Utah State Senator Steve Urquhart (R-St. George) is sponsoring a bill that would amend Utah’s employment and housing antidiscrimination statutes to address discrimination on the basis of sexual orientation and gender identity. Urquhart introduced Senate Bill 262 to the Utah Senate Rules Committee on March 1, 2013. Currently, several municipalities in Utah have ordinances prohibiting employment or housing discrimination against LGBT individuals, but there is no state-wide protection against such discrimination, nor is the state’s Labor Commission empowered to investigate or remedy any such discrimination.

S.B. 262 would amend the Utah Antidiscrimination Act to make it unlawful for an employer to discriminate against or harass an otherwise qualified person because of that person’s sexual orientation or gender identity. The bill defines “sexual orientation” as “an individual’s actual or perceived orientation as heterosexual, homosexual, or bisexual.” The bill defines “gender identity” as “an individual’s internal sense of gender, without regard to the individual’s designated sex at birth.” Utah’s Antidiscrimination Act applies to employers employing 15 or more employees but does not apply to religious organizations or associations. S.B. 262 would also exempt organizations “engaged in public or private expression if employing an individual would affect in a significant way the organization’s ability to advocate public or private viewpoints protected” by the First Amendment from the definition of “employer.” Thus, certain advocacy groups would not be required to employ LGBT individuals under S.B. 262 if doing so was inconsistent with their mission and would significantly affect their ability to advocate their viewpoints.
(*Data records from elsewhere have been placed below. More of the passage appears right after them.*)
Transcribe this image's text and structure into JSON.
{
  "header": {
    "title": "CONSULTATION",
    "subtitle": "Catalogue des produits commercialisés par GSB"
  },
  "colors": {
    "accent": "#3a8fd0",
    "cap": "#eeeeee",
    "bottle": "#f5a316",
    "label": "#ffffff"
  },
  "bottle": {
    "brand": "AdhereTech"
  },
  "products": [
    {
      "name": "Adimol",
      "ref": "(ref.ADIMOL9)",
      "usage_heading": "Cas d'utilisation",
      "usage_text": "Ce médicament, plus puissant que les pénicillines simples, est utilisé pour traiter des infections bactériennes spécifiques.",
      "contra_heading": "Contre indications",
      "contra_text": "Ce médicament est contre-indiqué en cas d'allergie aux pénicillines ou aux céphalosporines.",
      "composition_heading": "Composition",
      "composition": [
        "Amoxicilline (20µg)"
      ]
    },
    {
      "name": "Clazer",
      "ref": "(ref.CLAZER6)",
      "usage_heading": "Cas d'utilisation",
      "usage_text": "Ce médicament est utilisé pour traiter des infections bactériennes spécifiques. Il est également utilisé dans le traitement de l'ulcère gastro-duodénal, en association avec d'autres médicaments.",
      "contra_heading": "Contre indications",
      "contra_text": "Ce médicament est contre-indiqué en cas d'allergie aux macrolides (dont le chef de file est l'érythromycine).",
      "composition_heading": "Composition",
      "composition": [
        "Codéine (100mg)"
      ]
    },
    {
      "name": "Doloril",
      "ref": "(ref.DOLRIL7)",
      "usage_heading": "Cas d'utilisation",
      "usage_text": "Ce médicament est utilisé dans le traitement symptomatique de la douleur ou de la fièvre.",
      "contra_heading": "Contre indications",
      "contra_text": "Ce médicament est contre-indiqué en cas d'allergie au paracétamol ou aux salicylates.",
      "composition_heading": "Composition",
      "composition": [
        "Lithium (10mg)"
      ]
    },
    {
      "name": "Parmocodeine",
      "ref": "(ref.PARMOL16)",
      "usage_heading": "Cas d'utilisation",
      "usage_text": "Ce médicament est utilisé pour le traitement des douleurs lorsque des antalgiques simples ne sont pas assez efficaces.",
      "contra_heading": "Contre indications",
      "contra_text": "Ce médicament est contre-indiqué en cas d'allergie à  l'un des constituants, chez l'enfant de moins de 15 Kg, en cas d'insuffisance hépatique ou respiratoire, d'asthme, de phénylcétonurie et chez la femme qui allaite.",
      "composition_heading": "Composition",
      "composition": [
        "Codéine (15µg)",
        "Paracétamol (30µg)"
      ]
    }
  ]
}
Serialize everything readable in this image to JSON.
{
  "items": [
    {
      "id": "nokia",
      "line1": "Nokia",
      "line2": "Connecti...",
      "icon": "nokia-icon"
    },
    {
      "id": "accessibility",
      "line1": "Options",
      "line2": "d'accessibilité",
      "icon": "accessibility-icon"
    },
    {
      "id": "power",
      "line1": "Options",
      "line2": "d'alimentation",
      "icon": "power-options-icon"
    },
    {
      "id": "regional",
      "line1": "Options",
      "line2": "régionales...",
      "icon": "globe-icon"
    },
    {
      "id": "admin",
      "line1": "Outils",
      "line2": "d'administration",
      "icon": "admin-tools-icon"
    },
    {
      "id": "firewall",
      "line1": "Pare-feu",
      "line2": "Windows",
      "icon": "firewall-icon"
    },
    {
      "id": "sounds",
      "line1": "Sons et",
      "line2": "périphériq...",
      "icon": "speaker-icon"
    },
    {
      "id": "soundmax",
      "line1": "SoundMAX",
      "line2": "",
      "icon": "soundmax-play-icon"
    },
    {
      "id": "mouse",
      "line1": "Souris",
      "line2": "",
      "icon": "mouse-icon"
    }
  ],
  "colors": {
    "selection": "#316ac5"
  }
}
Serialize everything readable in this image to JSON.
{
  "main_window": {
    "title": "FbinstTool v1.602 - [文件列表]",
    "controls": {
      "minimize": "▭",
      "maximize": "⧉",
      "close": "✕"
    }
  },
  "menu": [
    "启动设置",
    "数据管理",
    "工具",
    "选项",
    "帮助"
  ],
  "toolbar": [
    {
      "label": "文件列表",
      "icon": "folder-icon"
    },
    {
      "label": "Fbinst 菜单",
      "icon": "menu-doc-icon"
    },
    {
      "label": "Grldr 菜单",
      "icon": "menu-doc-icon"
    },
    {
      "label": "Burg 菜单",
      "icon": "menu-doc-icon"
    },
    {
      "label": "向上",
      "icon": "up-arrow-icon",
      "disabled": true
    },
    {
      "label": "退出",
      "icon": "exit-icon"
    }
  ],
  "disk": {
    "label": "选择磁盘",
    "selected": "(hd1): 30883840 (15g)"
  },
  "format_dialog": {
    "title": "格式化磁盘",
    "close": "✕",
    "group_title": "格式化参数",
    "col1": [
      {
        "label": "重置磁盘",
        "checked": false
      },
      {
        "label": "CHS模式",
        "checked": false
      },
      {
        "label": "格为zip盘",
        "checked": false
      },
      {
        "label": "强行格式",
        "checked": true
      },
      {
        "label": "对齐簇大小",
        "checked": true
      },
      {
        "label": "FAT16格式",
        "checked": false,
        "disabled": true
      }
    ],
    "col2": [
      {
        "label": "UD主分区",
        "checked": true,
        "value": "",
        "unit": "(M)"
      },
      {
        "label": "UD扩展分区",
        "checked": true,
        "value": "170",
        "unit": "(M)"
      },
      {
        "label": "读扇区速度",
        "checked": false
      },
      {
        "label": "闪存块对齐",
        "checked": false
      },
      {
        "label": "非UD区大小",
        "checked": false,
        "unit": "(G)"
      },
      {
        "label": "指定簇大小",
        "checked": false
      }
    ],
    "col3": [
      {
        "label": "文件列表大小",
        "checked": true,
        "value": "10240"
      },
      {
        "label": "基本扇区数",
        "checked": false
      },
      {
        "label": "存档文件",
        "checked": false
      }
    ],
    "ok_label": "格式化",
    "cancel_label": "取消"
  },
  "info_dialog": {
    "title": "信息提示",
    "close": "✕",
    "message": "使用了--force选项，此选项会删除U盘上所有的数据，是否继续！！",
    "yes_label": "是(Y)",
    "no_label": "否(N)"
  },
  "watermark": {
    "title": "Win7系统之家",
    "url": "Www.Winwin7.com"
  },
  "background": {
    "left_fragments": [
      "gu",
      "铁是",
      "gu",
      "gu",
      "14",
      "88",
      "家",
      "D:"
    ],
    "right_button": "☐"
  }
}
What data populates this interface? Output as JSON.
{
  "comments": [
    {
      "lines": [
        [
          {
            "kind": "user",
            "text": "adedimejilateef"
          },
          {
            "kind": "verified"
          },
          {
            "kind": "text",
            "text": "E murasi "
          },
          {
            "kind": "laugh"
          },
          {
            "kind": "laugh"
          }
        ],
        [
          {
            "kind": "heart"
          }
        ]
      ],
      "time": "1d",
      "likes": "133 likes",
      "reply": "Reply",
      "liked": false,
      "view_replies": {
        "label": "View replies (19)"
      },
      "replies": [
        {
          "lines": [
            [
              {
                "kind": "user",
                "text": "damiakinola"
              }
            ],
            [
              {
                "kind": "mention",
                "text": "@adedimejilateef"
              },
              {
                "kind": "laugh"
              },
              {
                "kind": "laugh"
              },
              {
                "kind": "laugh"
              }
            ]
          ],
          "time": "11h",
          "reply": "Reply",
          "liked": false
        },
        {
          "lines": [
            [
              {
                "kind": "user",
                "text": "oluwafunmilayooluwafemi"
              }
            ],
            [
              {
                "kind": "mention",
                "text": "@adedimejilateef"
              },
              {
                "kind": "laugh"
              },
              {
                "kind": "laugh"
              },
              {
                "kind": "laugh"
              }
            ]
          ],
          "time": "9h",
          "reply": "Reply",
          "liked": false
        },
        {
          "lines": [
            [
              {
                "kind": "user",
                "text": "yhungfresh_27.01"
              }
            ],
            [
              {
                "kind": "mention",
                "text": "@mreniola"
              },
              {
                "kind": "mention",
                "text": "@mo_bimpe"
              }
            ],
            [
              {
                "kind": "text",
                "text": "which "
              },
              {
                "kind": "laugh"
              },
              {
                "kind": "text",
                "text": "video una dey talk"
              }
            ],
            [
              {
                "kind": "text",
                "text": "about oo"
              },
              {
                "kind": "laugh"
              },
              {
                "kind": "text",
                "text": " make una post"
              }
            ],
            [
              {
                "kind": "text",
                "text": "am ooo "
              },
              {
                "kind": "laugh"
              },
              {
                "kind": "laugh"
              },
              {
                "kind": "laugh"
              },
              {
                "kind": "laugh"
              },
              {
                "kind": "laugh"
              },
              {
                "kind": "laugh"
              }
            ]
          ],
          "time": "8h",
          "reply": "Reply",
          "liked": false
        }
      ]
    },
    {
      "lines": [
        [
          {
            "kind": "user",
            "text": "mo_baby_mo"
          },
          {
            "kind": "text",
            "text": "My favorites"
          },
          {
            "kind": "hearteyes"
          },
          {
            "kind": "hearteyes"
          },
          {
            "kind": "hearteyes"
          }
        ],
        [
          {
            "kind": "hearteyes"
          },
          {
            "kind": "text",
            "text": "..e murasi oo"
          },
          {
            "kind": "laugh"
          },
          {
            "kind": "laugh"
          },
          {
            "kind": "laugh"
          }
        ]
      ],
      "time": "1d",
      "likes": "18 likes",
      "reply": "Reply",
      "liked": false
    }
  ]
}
S.B. 262 also contains provisions aimed at dress codes for transgendered employees and whether an employer can require proof that an individual is legitimately seeking protection as a transgendered individual. The bill specifies that an employer may require an employee undergoing gender transition to adhere to the same dress or grooming standards for the gender to which the employee has transitioned or is transitioning. If an employer has reason to believe that an applicant’s or employee’s gender identity is not “sincerely held,” S.B. 262 specifies that the employer may require the person to provide evidence of his or her gender identity, such as medical or counseling records. With respect to restroom use at the workplace, S.B. 262 provides that the employer must provide access to a restroom that is consistent with the employee’s gender identity, though an employee undergoing gender transition has the burden to provide notice to the employer of his or her gender transition in order to receive protection under this provision.

S.B. 262 also empowers the Utah Antidiscrimination and Labor Division to investigate and address violations of the Utah Antidiscrimination Act based on sexual orientation or gender identity. 

Whether or not S.B. 262 will make it out of committee and eventually become law remains to be seen.